[Page and application data records]
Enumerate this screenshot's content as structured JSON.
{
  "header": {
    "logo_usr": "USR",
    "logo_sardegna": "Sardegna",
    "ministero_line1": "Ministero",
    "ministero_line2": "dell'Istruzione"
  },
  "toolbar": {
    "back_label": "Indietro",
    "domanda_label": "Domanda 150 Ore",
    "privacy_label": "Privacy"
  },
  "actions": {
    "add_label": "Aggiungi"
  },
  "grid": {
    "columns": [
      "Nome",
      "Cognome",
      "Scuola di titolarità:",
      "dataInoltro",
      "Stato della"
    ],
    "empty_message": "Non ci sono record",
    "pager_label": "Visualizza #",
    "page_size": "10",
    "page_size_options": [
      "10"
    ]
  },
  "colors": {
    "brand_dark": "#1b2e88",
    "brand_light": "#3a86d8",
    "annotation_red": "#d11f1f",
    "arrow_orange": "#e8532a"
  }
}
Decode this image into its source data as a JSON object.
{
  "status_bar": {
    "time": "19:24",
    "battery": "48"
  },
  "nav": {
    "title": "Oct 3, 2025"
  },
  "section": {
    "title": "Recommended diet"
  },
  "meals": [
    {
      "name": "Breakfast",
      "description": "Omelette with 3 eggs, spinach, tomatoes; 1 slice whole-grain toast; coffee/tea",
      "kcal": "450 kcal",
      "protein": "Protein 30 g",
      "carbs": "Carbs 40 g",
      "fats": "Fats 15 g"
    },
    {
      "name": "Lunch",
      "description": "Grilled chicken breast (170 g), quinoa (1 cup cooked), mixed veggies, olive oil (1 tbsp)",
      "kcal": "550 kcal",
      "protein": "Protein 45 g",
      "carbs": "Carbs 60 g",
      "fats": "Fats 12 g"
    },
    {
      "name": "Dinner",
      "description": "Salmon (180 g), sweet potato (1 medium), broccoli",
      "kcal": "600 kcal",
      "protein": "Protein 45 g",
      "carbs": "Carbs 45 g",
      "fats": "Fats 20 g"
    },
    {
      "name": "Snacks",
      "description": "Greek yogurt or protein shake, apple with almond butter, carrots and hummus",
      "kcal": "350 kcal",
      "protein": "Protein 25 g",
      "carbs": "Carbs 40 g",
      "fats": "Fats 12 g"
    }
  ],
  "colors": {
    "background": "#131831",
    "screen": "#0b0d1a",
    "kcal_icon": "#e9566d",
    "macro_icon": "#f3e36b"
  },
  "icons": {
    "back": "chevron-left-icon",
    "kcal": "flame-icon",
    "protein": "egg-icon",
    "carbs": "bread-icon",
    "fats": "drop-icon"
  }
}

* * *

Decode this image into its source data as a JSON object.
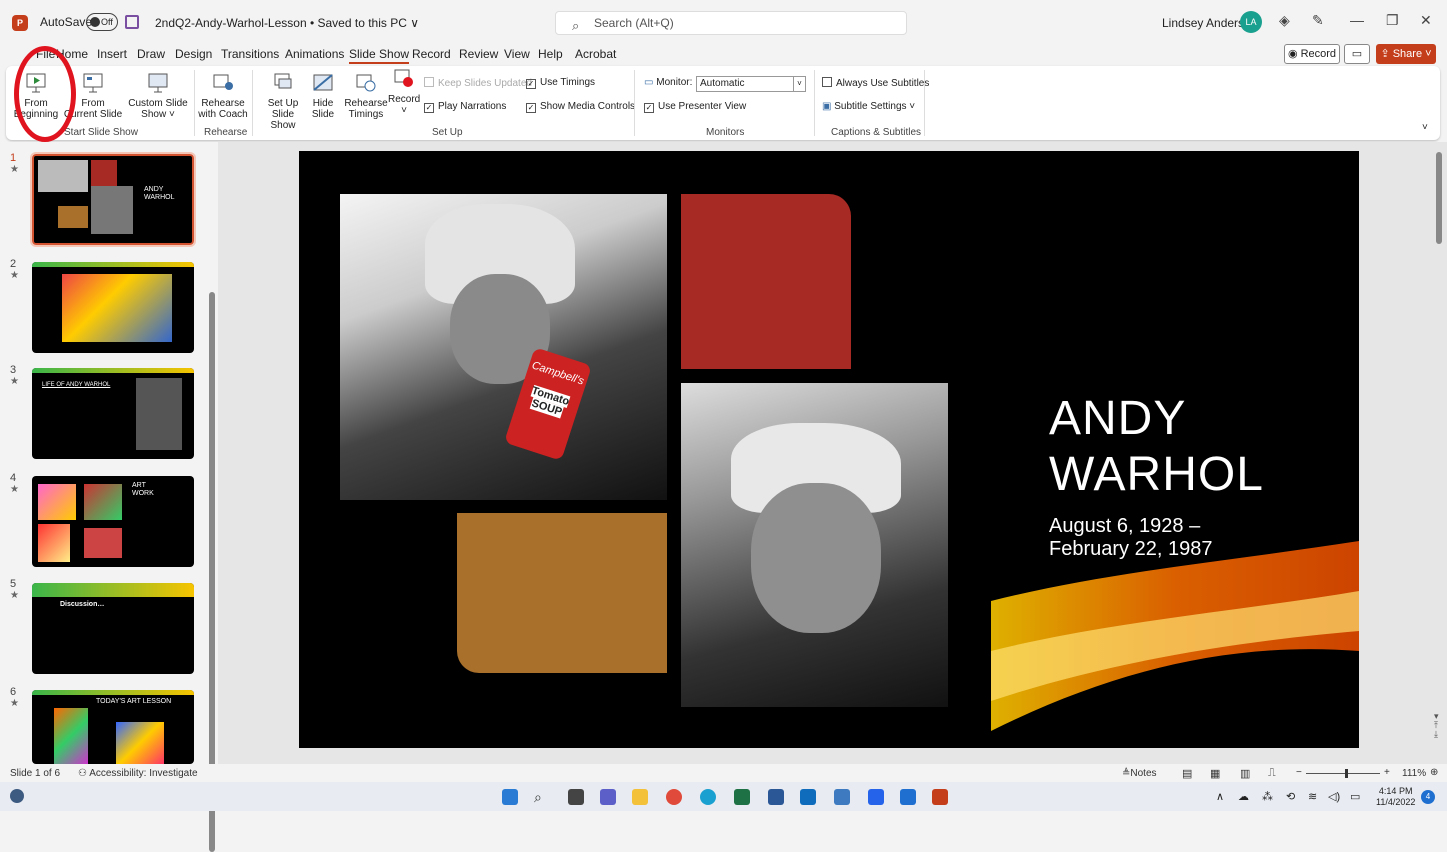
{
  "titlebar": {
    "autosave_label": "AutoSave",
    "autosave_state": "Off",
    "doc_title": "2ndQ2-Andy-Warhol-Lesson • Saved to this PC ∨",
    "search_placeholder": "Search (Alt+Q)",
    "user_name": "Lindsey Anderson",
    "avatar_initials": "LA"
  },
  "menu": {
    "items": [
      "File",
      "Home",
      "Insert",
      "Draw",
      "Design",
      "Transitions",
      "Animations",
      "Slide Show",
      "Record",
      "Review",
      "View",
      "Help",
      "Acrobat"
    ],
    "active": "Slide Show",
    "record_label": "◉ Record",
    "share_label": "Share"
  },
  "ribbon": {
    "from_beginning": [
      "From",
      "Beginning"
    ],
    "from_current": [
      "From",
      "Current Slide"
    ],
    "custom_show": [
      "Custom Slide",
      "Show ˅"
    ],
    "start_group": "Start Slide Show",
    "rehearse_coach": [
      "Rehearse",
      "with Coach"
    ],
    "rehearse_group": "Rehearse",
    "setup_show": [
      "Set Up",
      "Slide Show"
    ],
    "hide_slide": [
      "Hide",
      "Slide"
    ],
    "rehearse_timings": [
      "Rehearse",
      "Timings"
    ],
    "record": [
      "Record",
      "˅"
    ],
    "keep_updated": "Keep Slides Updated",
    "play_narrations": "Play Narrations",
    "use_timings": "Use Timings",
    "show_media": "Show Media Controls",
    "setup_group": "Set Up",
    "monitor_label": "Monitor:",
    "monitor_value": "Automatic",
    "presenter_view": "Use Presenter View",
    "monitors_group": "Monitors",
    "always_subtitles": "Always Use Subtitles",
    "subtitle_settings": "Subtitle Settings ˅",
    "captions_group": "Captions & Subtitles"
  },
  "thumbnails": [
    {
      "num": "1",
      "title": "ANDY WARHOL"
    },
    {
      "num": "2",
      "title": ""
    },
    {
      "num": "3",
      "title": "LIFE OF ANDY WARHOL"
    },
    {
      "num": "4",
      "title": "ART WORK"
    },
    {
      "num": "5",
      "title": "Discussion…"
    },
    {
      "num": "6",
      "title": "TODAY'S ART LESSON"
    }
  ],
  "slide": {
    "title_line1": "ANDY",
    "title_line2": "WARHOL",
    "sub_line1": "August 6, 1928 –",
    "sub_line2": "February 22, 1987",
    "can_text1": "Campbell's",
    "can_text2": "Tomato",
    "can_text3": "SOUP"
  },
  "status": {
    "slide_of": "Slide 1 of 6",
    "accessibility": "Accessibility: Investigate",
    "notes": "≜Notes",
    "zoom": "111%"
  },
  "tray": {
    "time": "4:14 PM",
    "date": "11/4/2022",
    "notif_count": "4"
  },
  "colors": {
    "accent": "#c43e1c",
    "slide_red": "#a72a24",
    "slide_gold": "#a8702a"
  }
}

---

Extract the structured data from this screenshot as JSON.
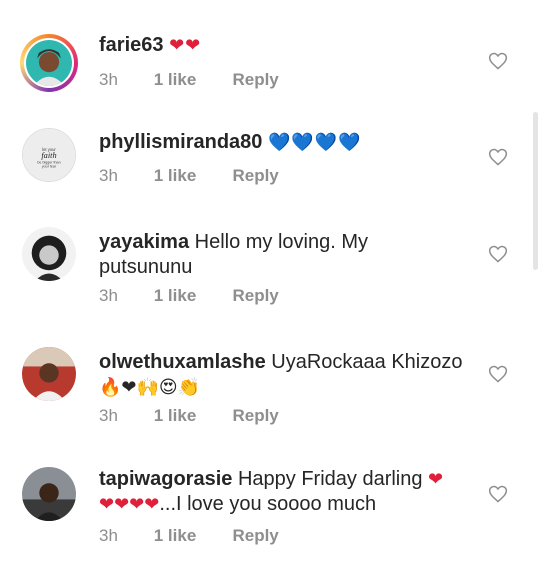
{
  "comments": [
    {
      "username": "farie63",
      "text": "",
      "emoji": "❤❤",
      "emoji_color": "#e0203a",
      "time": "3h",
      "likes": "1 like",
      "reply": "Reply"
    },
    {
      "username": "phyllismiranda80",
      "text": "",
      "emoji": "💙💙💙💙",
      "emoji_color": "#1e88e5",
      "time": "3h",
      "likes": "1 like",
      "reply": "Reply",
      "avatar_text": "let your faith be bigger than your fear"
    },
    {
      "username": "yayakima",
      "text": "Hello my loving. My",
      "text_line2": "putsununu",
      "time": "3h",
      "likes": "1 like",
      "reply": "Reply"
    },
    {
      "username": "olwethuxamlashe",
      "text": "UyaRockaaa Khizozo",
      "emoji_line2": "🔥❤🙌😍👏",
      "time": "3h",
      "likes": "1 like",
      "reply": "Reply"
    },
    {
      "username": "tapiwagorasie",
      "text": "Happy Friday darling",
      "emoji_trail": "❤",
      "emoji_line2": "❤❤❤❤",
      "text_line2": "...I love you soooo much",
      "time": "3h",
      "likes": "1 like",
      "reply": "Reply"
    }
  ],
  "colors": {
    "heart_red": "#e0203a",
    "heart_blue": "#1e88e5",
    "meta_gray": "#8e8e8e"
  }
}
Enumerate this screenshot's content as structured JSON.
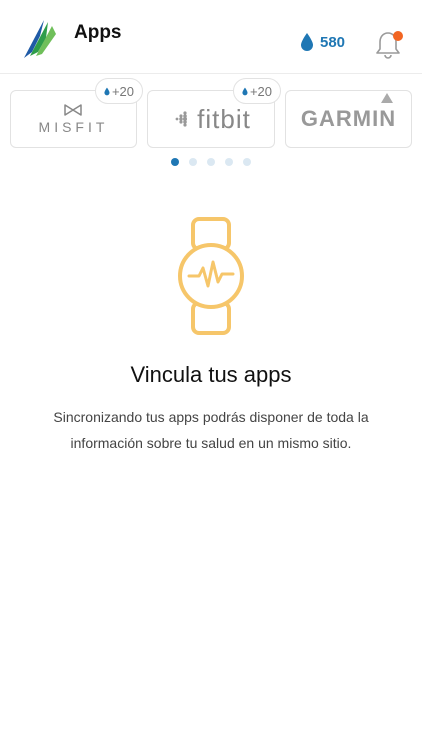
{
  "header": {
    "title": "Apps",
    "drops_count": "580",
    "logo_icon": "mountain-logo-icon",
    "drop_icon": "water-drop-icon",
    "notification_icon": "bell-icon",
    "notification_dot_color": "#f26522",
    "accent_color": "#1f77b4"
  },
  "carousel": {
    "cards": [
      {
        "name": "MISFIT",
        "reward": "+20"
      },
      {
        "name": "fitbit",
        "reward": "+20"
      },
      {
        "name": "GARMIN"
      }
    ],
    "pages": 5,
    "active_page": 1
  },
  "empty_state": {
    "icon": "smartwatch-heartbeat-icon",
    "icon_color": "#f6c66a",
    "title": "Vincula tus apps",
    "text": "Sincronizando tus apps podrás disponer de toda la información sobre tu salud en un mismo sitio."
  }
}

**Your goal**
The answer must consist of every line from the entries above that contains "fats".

**Exercise response**
      "fats": "Fats 15 g"
      "fats": "Fats 12 g"
      "fats": "Fats 20 g"
      "fats": "Fats 12 g"
    "fats": "drop-icon"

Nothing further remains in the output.